You take a quick shower before floating. Then you get in. I didn’t know what to expect. It’s warm, verging on hot in the float room. I carefully sit in the oversized tub that you float in. The lady who worked there had told me you’d float instantly. When I sat down I hit the bottom. Instantly I was like oh shit I’m not going to float. The whole time you are with yourself. I can’t explain enough how different it is to just be with yourself and your thoughts. As soon as I lay back I’m floating. That 5 seconds of will I actually float is over. Now I’m trying to understand the environment.

Where are the buttons she told me about that control the lights and the music. I kill the lights. Instead of a light blue faint light it’s completely dark. I love it. I listen to the music for a few minutes I’m trying to just find the most comfortable space for me. Maybe it’s this music maybe it’s not. I put my arms above my head, below my head. I’m thinking about the random stuff in life. Do I want to podcast? Do I want to keep blogging? How will the Wolves be this year? Do the Twins flip guys at the deadline? Do I like my arms by my side more than above my head? Wow my ankle is typically sore from a bad sprain years ago and it feels different. It doesn’t feel good but it’s like when people say they can tell it’s going to rain that feeling i your bones. Slowly I flex my ankle to feel everything in it. I’m trying to find the bounds of the tub. Can I float side to side and top to bottom? Where can or should I position my leg to maximize the feeling in my ankle? The Twins really should unload four or more guys. I mean they aren’t going to the playoffs so why not get something for the impending free agents? My right shoulder blade almost always has a knot in it. I’m thinking about that and the feeling in my ankle. I’m trying to focus on the not relaxing and as if on command it starts too. Then I’m wondering if it was just happening and I felt it then intuitively thought about it and created some sort of internal feedback loop. I can’t believe the Wolves hired Thibs and now I can’t believe we haven’t fired him. Thoughts slide out and I focus more on my body. I can feel that shoulder gently relaxing. My neck feels good. I am just enjoying the way the water makes your skin feel so smooth.

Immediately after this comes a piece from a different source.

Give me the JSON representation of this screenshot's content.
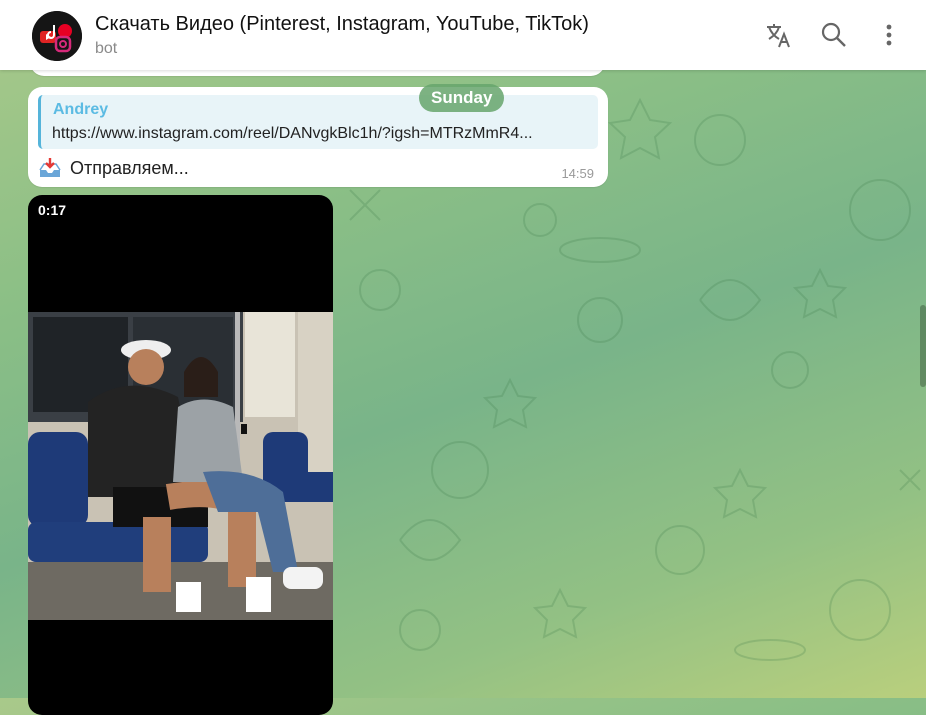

Instead of random thoughts about sports or politics I feel like I am choosing what’s next on tap. Floating side to side. Oh snap I sneeze. In the process I’m trying not to get any salt water in my mouth/nose. Success. I lay back in the tub. I like my damn lips. Horrible. I can’t explain how horrible it was to lick my lips. I’m back to floating and enjoying the weightlessness. Feeling my back, my neck, my legs, my arms and just every part of my body. My elbows seem to float hoveringly above the rest of my body. Like my elbows are hollow or styrofoam.

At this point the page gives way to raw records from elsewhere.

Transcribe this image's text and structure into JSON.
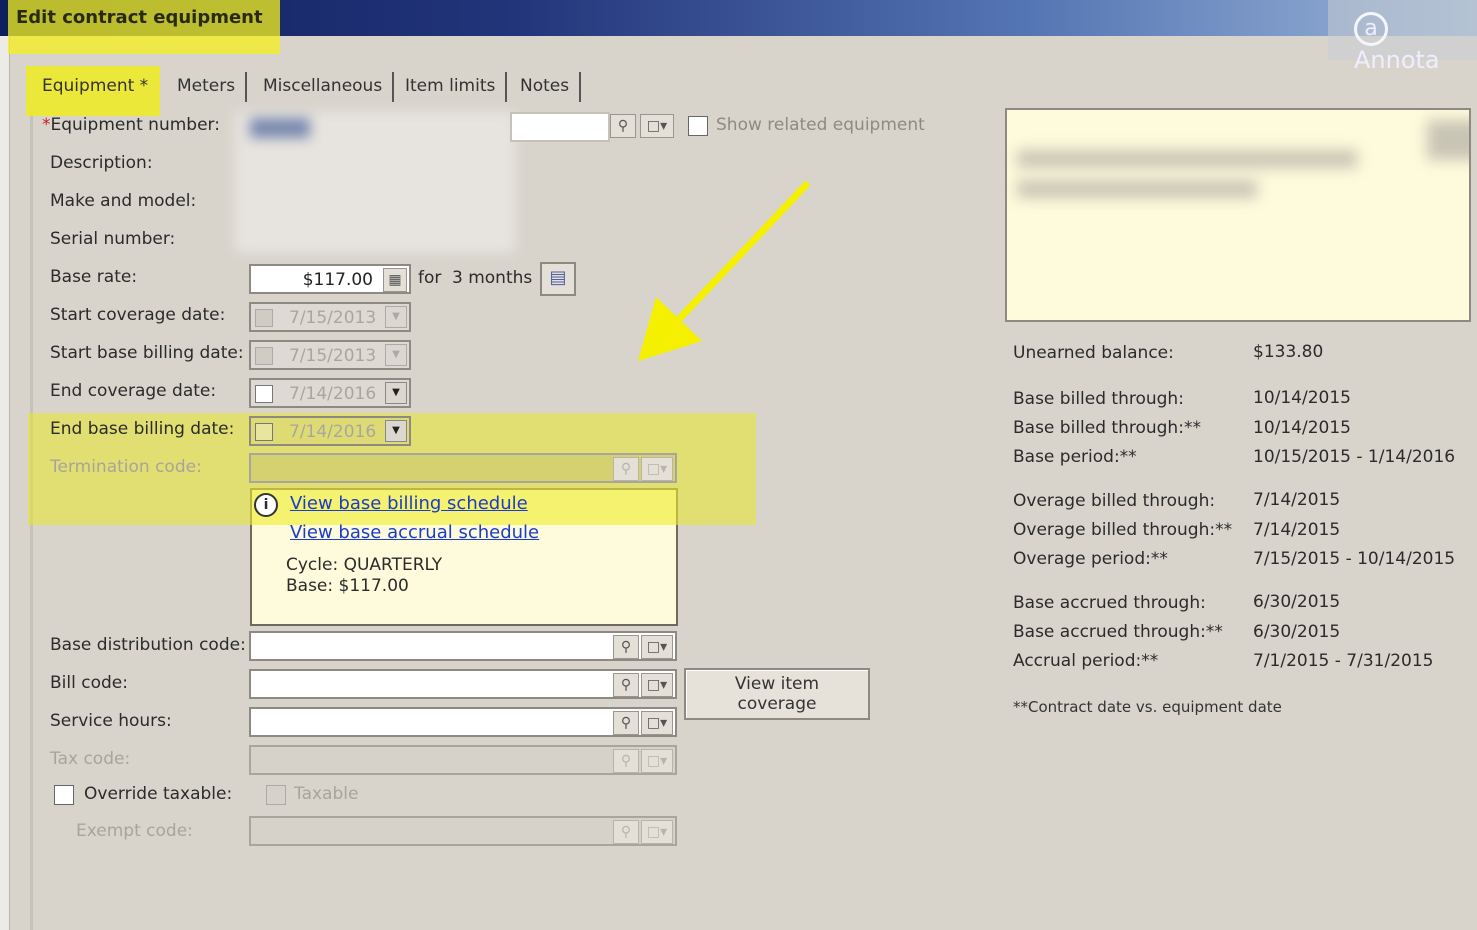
{
  "window": {
    "title": "Edit contract equipment",
    "annotate_label": "Annota"
  },
  "tabs": [
    {
      "label": "Equipment *",
      "active": true
    },
    {
      "label": "Meters"
    },
    {
      "label": "Miscellaneous"
    },
    {
      "label": "Item limits"
    },
    {
      "label": "Notes"
    }
  ],
  "form": {
    "equipment_number_label": "Equipment number:",
    "required_mark": "*",
    "show_related_label": "Show related equipment",
    "description_label": "Description:",
    "make_model_label": "Make and model:",
    "serial_label": "Serial number:",
    "base_rate_label": "Base rate:",
    "base_rate_value": "$117.00",
    "for_label": "for",
    "months_label": "3 months",
    "start_coverage_label": "Start coverage date:",
    "start_coverage_value": "7/15/2013",
    "start_base_billing_label": "Start base billing date:",
    "start_base_billing_value": "7/15/2013",
    "end_coverage_label": "End coverage date:",
    "end_coverage_value": "7/14/2016",
    "end_base_billing_label": "End base billing date:",
    "end_base_billing_value": "7/14/2016",
    "termination_label": "Termination code:",
    "base_distribution_label": "Base distribution code:",
    "bill_code_label": "Bill code:",
    "service_hours_label": "Service hours:",
    "tax_code_label": "Tax code:",
    "override_taxable_label": "Override taxable:",
    "taxable_label": "Taxable",
    "exempt_label": "Exempt code:",
    "view_item_coverage": "View item coverage"
  },
  "popup": {
    "link_billing": "View base billing schedule",
    "link_accrual": "View base accrual schedule",
    "cycle": "Cycle: QUARTERLY",
    "base": "Base: $117.00"
  },
  "summary": {
    "unearned_label": "Unearned balance:",
    "unearned_value": "$133.80",
    "base_billed_label": "Base billed through:",
    "base_billed_value": "10/14/2015",
    "base_billed2_label": "Base billed through:**",
    "base_billed2_value": "10/14/2015",
    "base_period_label": "Base period:**",
    "base_period_value": "10/15/2015 - 1/14/2016",
    "overage_billed_label": "Overage billed through:",
    "overage_billed_value": "7/14/2015",
    "overage_billed2_label": "Overage billed through:**",
    "overage_billed2_value": "7/14/2015",
    "overage_period_label": "Overage period:**",
    "overage_period_value": "7/15/2015 - 10/14/2015",
    "base_accrued_label": "Base accrued through:",
    "base_accrued_value": "6/30/2015",
    "base_accrued2_label": "Base accrued through:**",
    "base_accrued2_value": "6/30/2015",
    "accrual_period_label": "Accrual period:**",
    "accrual_period_value": "7/1/2015 - 7/31/2015",
    "footnote": "**Contract date vs. equipment date"
  },
  "icons": {
    "search": "search-icon",
    "dropdown": "dropdown-icon",
    "calendar": "calendar-icon",
    "info": "info-icon"
  },
  "colors": {
    "highlight": "#f0ec28",
    "link": "#1a3cc8",
    "arrow": "#f4f000"
  }
}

I start to feel warm and wonder if my time is up or nearing completion. Almost as soon as this thought creeps in the intercom cuts in and the women from the front desk tells me it’s time to shower. I get out shower and get dressed. The shower was amazing. Just more cleansing than most.

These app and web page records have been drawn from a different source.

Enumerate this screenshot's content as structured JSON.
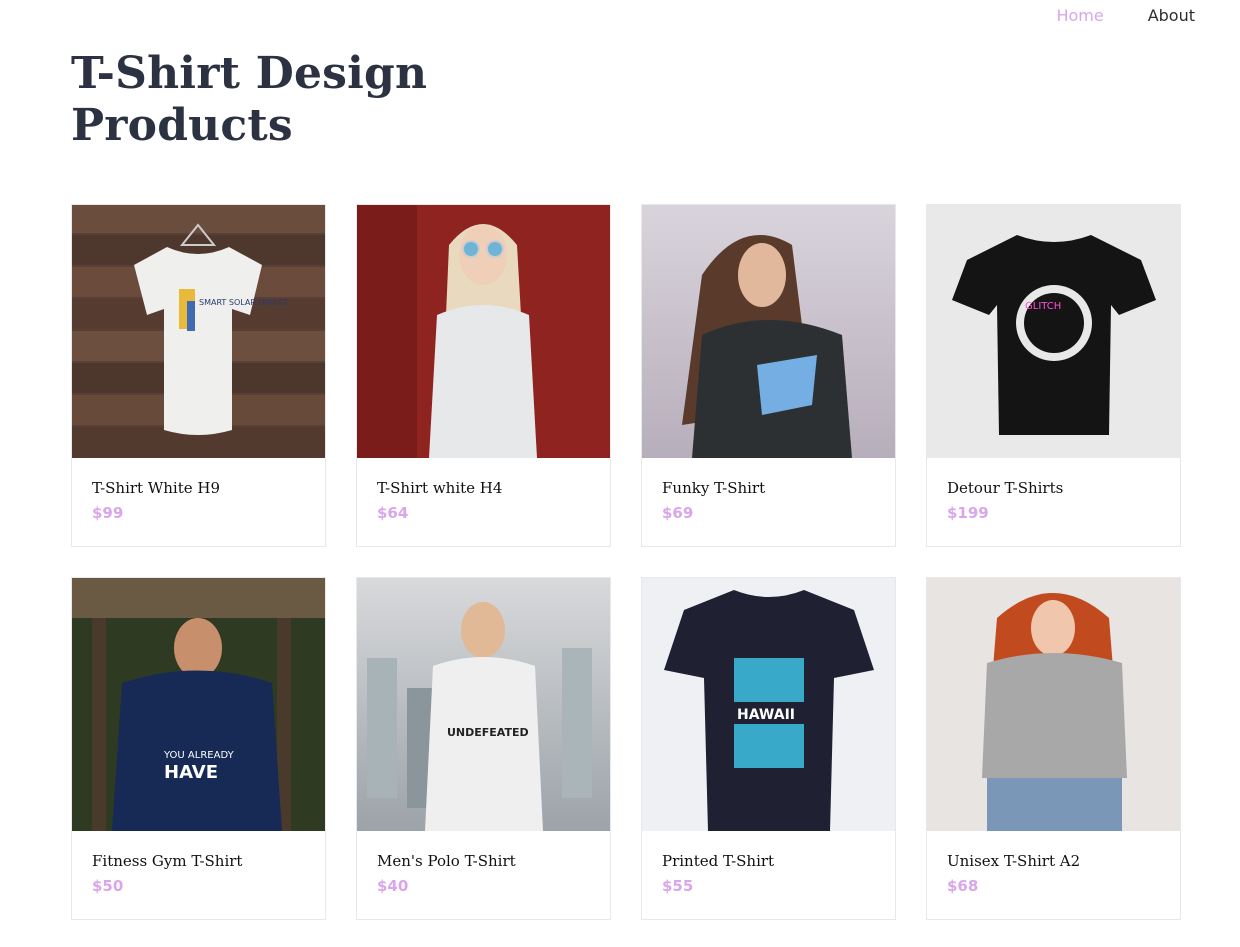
{
  "nav": {
    "items": [
      {
        "label": "Home",
        "active": true
      },
      {
        "label": "About",
        "active": false
      }
    ]
  },
  "page": {
    "title": "T-Shirt Design Products"
  },
  "colors": {
    "accent": "#d9a6ea",
    "title": "#2c3241"
  },
  "products": [
    {
      "name": "T-Shirt White H9",
      "price": "$99",
      "image": "white-tshirt-on-hanger"
    },
    {
      "name": "T-Shirt white H4",
      "price": "$64",
      "image": "woman-in-white-tshirt"
    },
    {
      "name": "Funky T-Shirt",
      "price": "$69",
      "image": "woman-in-dark-tshirt"
    },
    {
      "name": "Detour T-Shirts",
      "price": "$199",
      "image": "black-glitch-tshirt"
    },
    {
      "name": "Fitness Gym T-Shirt",
      "price": "$50",
      "image": "man-in-navy-gym-tshirt"
    },
    {
      "name": "Men's Polo T-Shirt",
      "price": "$40",
      "image": "man-in-white-undefeated-tshirt"
    },
    {
      "name": "Printed T-Shirt",
      "price": "$55",
      "image": "navy-hawaii-tshirt"
    },
    {
      "name": "Unisex T-Shirt A2",
      "price": "$68",
      "image": "woman-in-grey-tshirt"
    }
  ],
  "print_text": {
    "p0": "SMART SOLAR DIRECT",
    "p3": "GLITCH",
    "p4_a": "YOU ALREADY",
    "p4_b": "HAVE",
    "p5": "UNDEFEATED",
    "p6": "HAWAII"
  }
}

Overall I enjoyed it. I found it easier to focus. To be clear minded. Relaxed. It was good. I book another. More to come.